Hillbilly or not, Bavaria is Stoiber’s ace. As premier, he transformed Bavaria into Germany’s hottest hi-tech zone, with the second lowest unemployment numbers in Germany. Whether his formula of “laptops and Lederhosen” — technological subsidies tempered by cultural conservatism — will work throughout Germany remains to be seen. Lederhosen in the Catholic south is one thing. How that garb will contend with topless lesbians up north is another matter.
If anything, a Stoiber victory may demonstrate two things. One, Germany isn’t quite ready for an American-style campaign — Schroeder’s personality politics. Two, the electorate cares more about its own chancellor’s handling of the unemployment crisis than about Bush’s handling of Iraq.
A Schroeder victory would be much more ominous. It would show that the German people remain susceptible to having their concern about the economy distracted, and having their attention directed to another problem, one that is unrelated and in many ways symbolic. This seems all too familiar.
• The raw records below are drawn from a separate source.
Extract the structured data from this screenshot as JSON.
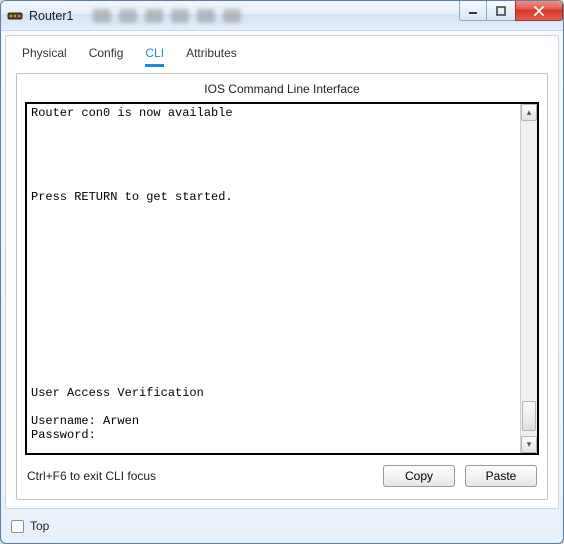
{
  "window": {
    "title": "Router1"
  },
  "tabs": {
    "physical": "Physical",
    "config": "Config",
    "cli": "CLI",
    "attributes": "Attributes",
    "active": "cli"
  },
  "cli": {
    "panel_title": "IOS Command Line Interface",
    "terminal_text": "Router con0 is now available\n\n\n\n\n\nPress RETURN to get started.\n\n\n\n\n\n\n\n\n\n\n\n\n\nUser Access Verification\n\nUsername: Arwen\nPassword:",
    "hint": "Ctrl+F6 to exit CLI focus",
    "copy_label": "Copy",
    "paste_label": "Paste"
  },
  "bottom": {
    "top_label": "Top",
    "top_checked": false
  }
}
A man of faith in a godless age is hitting Americans where it hurts.
Mr. and Mrs. American Spectator Reader, let P.J. O’Rourke talk sense to your kids.
In Britain, defending your property can get you life.
The debacle of this president’s administration is both a cause and a symptom of the decline of American values. Unless Congress impeaches him, that decline will go on unchecked. An eminent jurist surveys the damage and assesses the chances for the recovery of our culture.
It won’t take long for conservatives to scratch this presidential wannabe off their 2008 scorecard.
The American Christmas, like the songs that celebrate it, makes room for everybody under the rainbow. Is that why so many people seem to be hostile to it?
Was the President done in by the economy, or by the politics of the economy?